Although Tully Gorge is commonly mistaken to be in the township of Tully, it is located on the Atherton Tablelands.
The Tully Falls National Park is located approximately 180km south of Cairns and 92km south of Innisfail and can be accessed via the Bruce Highway. From Innisfail, take the Bruce Highway south for 50km until you reach the turn-off for Tully Gorge Road. Follow the scenic Tully Falls Road for 37km until you reach the day-use area car park.
The roads are fully sealed to Tully Falls Lookout, so you will have no issues getting there in any vehicle.
We have pinned the Google Maps location for the spectacular Tully Gorge Lookout below:
Tip: If you don’t have a car, you can find great deals in FNQ by using RentalCars.com to compare prices before booking.
What to expect at Tully Gorge
As mentioned, the waterfall only runs during a big wet season; however, the 300-meter walls of rainforest and raw rock that drop down to the Tully River are still fantastic.
Tully Gorge Lookout
After you arrive at Tully Gorge Lookout and park in the clearing area, walk over to the fence to get a better view of the old Tully Gorge Falls lookout.
Although this vantage point is lovely, the scenic area is only a short walk away. Follow the 800-metre track that will take you to the Tully River above the falls.
Follow the path until it finishes, and you reach a sign that says it is the end of the trail and you should turn around. Walk back until you find a small clearance in the bushes where you can cross. Walk through the rocks until you can cross the creek.
Almost immediately after crossing the creek, you can see the breathtaking view in front of you. Keep walking until you reach the awe-inspiring sight and find the infinity pool, which is to the right (if looking at the view).
Although the views are gorgeous, note that if you come during the dry season, the water level in the pool might be too low and not ideal for swimming. This is precisely what happened to us when we visited. The only area where there was water was stagnant and dirty, so we didn’t go in.
Can you swim at Tully Gorge?
Yes, you can swim at Tully Gorge! And I am sure you have seen many pictures online of people swimming at some of the fantastic natural pools there.
Unfortunately, the main pool was disgusting and almost dry when we went because there hadn’t been much rain in that period. We did not go in but would have enjoyed a swim if the water was excellent and the weather was hot.
Be aware that swimming in natural bodies of water can be dangerous and Queensland Parks do not recommend people even getting close to the rock pools.

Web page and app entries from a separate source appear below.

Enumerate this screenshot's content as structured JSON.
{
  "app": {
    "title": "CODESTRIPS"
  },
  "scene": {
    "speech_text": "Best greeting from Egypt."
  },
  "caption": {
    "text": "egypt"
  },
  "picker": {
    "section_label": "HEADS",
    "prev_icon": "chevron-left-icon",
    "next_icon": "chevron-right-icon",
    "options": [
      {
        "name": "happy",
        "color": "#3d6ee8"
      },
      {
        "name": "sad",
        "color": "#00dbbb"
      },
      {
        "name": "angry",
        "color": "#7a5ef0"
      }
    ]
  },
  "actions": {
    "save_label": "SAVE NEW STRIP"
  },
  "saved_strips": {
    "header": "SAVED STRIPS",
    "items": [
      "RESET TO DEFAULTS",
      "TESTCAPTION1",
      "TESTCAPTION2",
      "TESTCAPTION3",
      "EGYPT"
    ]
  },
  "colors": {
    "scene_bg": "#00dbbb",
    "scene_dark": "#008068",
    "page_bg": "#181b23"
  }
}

Camping at Tully Gorge
There is one paid campground in the area, which is at Tully Gorge National Park.
The campsite offers toilets, cold showers and swimming. The camping area is large, open, and grassy, with shady trees beside the Tully River.

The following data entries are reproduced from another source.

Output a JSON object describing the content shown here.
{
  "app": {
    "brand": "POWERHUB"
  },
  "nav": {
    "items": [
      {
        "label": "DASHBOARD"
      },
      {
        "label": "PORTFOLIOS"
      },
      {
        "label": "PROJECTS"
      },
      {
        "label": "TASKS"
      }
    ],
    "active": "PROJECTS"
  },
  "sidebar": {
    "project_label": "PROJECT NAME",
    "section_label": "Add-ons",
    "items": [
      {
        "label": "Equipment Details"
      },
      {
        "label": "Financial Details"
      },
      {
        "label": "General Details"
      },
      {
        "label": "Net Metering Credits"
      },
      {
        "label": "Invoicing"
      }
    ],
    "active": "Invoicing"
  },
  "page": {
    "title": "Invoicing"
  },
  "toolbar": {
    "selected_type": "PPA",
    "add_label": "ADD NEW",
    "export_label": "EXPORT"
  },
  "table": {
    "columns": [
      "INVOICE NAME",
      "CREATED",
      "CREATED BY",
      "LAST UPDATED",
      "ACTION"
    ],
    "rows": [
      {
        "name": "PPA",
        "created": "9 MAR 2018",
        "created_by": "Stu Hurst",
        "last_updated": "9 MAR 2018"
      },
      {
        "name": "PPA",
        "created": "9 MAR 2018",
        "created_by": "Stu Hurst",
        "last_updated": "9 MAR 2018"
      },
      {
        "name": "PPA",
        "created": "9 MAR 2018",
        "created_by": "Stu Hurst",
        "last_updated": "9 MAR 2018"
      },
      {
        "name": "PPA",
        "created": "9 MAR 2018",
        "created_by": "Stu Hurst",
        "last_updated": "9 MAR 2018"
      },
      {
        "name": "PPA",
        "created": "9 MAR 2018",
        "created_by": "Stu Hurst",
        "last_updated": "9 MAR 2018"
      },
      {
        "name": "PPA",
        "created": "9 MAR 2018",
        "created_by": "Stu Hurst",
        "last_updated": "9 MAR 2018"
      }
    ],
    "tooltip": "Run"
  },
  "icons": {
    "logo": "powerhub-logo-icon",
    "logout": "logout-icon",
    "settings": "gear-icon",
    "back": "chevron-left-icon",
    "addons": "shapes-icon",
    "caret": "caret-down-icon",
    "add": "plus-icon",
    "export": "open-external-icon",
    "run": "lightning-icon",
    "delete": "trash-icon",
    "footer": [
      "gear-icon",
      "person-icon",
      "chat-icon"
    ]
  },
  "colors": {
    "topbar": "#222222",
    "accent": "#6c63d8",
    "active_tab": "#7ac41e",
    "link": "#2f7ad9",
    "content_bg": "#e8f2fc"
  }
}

Pets are not permitted since it is a national park, but the sites are accessible to RVs, camper trailers, caravans and big rigs. Camping is also allowed in tents.
You must book in advance through this link or by calling 13QGOV (13 74 68).
Wade & Dani
Hi! We’re Wade and Dani, We’re currently travelling around Australia in our 2017 Mercedes Sprinter Camper van and sharing our best experiences, stories, reviews and adventures as we go along. Make sure you follow us on Instagram @wadeanddani